(Task to carry out) Only the lines that include "icon" should be copied from the data below.

(Input data)

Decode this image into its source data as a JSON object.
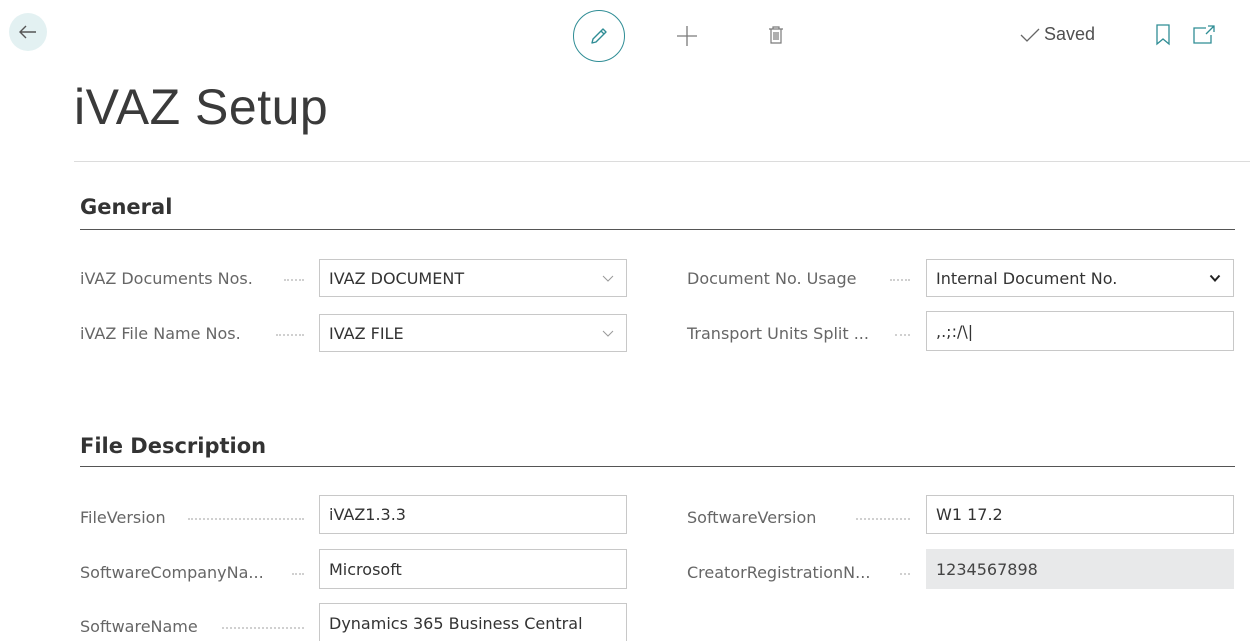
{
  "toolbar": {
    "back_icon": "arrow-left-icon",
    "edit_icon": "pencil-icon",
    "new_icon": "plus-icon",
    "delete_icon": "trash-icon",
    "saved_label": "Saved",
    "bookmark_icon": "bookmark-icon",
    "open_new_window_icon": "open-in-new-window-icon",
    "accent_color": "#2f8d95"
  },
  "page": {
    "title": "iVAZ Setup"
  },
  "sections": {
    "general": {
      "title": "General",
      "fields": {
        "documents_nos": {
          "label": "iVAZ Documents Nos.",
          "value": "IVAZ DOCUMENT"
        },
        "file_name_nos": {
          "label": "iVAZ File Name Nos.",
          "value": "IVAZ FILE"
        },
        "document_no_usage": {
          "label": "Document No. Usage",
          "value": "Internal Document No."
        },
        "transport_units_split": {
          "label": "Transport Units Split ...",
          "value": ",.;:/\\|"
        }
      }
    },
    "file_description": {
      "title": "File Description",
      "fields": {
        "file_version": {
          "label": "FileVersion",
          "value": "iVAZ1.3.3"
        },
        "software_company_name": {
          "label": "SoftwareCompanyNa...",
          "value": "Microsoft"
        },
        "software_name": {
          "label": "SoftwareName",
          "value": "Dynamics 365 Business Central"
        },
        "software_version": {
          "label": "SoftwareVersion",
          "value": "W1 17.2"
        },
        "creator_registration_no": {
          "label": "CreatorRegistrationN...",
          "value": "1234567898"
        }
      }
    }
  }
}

(Output for this task)
    "back_icon": "arrow-left-icon",
    "edit_icon": "pencil-icon",
    "new_icon": "plus-icon",
    "delete_icon": "trash-icon",
    "bookmark_icon": "bookmark-icon",
    "open_new_window_icon": "open-in-new-window-icon",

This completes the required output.